FAQs Regarding the K.I.D.S. Program
How does the match work?
When eligible K.I.D.S .participants open a Learning Quest account and contribute at least $100 and up to $600 this year, the state will match your contributions next January. Applications and contributions must be postmarked by December 31st this year. The funds are invested until you need them for qualified higher education expenses.
Who counts as a member of my household and whose income must be included as a member of my household?
All persons related by marriage or birth who live with you must be included in your household and their income must also be included. A college student who is still your dependent is included as a member of your household because their absence from your home is temporary and not considered a permanent change in residence.
What is Learning Quest?
The K.I.D.S. program uses the Learning Quest 529 Education Savings Plan to invest your contributions and the state’s match. Learning Quest is part of the Kansas Postsecondary Education Savings Program administered by Kansas State Treasurer Jake LaTurner with investment management by American Century investments.
What is a 529 plan?
“529” refers to Section 529 of the I.R.S. code that provides tax incentives for higher education savings accounts.
What are the tax advantages of a 529 account?
Earnings in a 529 account grow tax deferred and can be withdrawn tax free when they are used for qualified higher education expenses. The earnings portion of nonqualified withdraws are subject to federal income tax with an additional 10% of earnings penalty. Kansas taxpayers also receive a deduction on their Kansas tax return for contributions of up to $3,000 for single filers or $6,000 for joint filers for each beneficiary. If you take a nonqualified withdrawal, you also have to repay any Kansas income tax deduction that was taken when the funds were contributed. See the Learning Quest Handbook for additional information about tax treatment of your account. https://www.learningquestsavings.com/learningquest/pdf/handbook_ws.pdf
What are qualified higher education expenses?
Qualified higher education expenses include: tuition, books, fees, and room and board if your student is at least a ½ time student.
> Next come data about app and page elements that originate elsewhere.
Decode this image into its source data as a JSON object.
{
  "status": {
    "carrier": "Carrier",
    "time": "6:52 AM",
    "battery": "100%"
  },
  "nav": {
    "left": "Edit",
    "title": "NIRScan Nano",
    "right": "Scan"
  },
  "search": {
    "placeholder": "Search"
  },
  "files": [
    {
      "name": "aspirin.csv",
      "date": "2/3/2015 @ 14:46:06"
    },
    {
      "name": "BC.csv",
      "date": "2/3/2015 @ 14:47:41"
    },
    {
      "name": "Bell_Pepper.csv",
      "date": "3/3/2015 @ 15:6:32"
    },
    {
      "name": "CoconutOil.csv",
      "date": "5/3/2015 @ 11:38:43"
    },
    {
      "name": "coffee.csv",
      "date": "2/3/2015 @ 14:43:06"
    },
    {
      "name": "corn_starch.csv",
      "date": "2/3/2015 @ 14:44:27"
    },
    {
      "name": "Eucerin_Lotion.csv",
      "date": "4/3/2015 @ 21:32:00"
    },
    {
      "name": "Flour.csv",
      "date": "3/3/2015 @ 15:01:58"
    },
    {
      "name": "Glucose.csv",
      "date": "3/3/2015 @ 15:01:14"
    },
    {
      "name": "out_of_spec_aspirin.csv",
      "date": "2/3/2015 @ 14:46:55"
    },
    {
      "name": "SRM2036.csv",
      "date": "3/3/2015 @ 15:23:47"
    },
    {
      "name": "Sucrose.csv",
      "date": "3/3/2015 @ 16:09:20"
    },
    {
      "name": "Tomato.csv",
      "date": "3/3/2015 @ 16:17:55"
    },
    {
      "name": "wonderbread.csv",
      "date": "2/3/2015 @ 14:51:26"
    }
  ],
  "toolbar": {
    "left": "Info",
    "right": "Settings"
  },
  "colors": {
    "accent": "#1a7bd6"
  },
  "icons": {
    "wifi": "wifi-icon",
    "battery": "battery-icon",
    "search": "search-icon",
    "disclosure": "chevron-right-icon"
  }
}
Students can attend any four year college or university, as well as any community college, technical or vocational school that is accredited and eligible to receive federal student financial aid. For tax years 2009 and 2010 a computer considered a qualified higher education expense.
How are the funds invested?
The matching grant funds are invested in the same Learning Quest portfolio that you choose for your investment. Learning Quest includes 14 portfolios and 4 risk based tracks that move you through a series of portfolios based on your student’s age. The portfolios invest in mutual funds managed by American Century Investments and the Vanguard Group. Visit www.https://www.learningquest.com/content/investment_options.html for information about the investment options. Investors using an investment advisor have a different set of portfolios and should consult with their advisor to find the portfolio should consult with their advisor to find the one that best meets their needs. Click here http://www.americancentury.com/investment_education/mutual_funds_101.jsp to learn more about how mutual funds work.
How can I spend the funds?
To withdraw the matching grant funds, submit a withdrawal form with receipts for your student’s qualified higher education expenses. Qualified higher education expenses include tuition, books, fees, and room and board if your student is at least a ½ time student. Students can attend any four year college or university, as well as any community college, technical or vocational school that is accredited and eligible to receive federal student financial aid. For tax year 2009 and 2010, computers are considered a qualified higher education expense.
What if my student doesn’t need the funds for higher education?
If you opened your account before January 1, 2010 and the beneficiary has not been enrolled in the KIDS program in 2010 or thereafter, you can change the beneficiary to another student who is a family member of the original beneficiary with no tax consequences or penalties. "Family member" includes parents, siblings, aunts, uncles, children or their descendants, first cousins or spouse of any family member. This will change in 2010 with the implementation on new regulations for the program because the matching grant is now awarded per beneficiary. Under the new regulations, if a beneficiary is enrolled in 2010 or thereafter, changing the beneficiary will forfeit the matching grant funds http://www.kansasstatetreasurer.com/prodweb/pdfs/amended_regulations.pdf
You can also make a non-qualified withdrawal of your funds but you would forfeit the state's contribution to your account and its earnings, pay federal income taxes on the earnings in portion of the withdrawal plus a 10% of earnings penalty, and pay Kansas income taxes on the entire withdrawal if you took the Kansas income tax deduction when the funds were contributed. See the Learning Quest Handbook for more details on the tax treatment of your account.
Can I have multiple beneficiaries for my account?
529 rules only allow one beneficiary per account.
Can I receive a $600 matching grant for each of my children?
Yes. Starting in 2010 each beneficiary can receive a matching grant of up to $600 if the eligible account owner contributes to an account for the beneficiary. Make sure to list the all the beneficiaries that you have an account for on the first page of the K.I.D.S. application. You can also open new accounts when you apply. This is a change from the old rules that limited the program to one matching grant per account owner.
Does my student have to spend the funds at a Kansas school?
No, the beneficiary can attend any higher education institution accredited by the College Board to receive federal student financial aid.